Much like a computer or a videogame, your identity and status are saved and you can log into the system or out of the system when necessary. Identity theft is the most severe of crimes here, along with piracy. This hyper-reality undoes the most pertinent demand that technology makes on us as producers, the demand for materials, and that is exactly why it is so probable. For example, if you were in this matrix right now then the computer that you're staring at is a line of code--copyable, rewritable. If you wanted your computer to be a monitor and a keyboard, then it is so; however, if you want your keyboard to become a monitor, then it is so. And, if at the end of the day you want to put your fullsize laptop into your back pocket, you don't have to; instead, it can disappear and be re-summoned later. Hardware becomes software, highly alterable. The more interesting thought is how such a change would occur: would all people have this ability? Would it be simple? Would it be industrialized; that is, would certain developers create the most intuitive templates of hardware that could be customized subject to predefined rules by customers? Would these inventors then be the ones who establish the protocol deciding what gets created, how it operates, and who gets that what?

Outside of the matrix, life is simple, if you can get back into the matrix that is... The basics of life are experienced outside this matrix, eating, exercise, reproduction, sleep. The things that must naturally occur do naturally occur. You live in small, self-sustaining communities, humans have become obsessed with minimizing their impact on the environment, as they no longer need to exploit it to survive. The negative aspects of material commercialism largely evaporated as the matrix grew into the place where people would go to produce and consume the unnatural, luxurious, and technological. For instance, if life was discovered elsewhere in the universe, the negative aspects of material commercialism would remain. This is because the knowledge of a civilization entirely outside our matrix would create fear that would drive competition between those inside and outside the matrix. The fact that humans exists physically drives that competition back outside the matrix.

This leads us to the criminals that abuse the matrix, for them the first punishment is exile from the matrix. In turn, the exiles lead to the distopian future cities of 1980's cinema, like that of Blade Runner. Exiles are forced to congregate because they require material commercialism to survive, production is key. Humans are the hands of technology, intermediaries fulfilling demands of a greater body. Our niche is the synthesis of technology, the talent to extend our own abilities through production. Thus, we will still do this physically if we cannot do this in hyper-reality. This is the ultimate argument against the matrix I have described, the user's of the matrix although empowered by the matrix are essentially weak. Their bodyies themselves become metaphors for their technology because as they sit motionless engaged in the matrix designing virtual objects they become weak, they produce nothing real; thus, those outside the matrix try to exploit them although they want back in. It may be cyclical.

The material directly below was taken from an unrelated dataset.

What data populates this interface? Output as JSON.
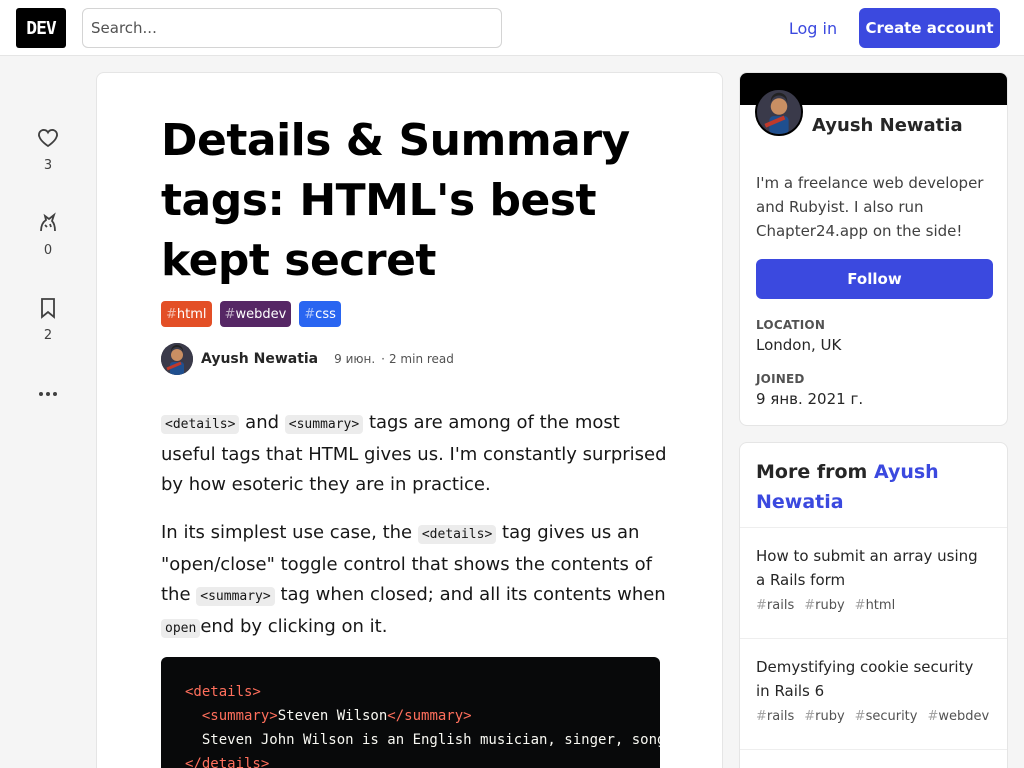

How different is the internet from this really? I mean, obviously its very different, but it could just be a rudimentary matrix, a foundation.

1 comment:

jordan said...

by the way this is jordan maddocks from the friday 11 am section.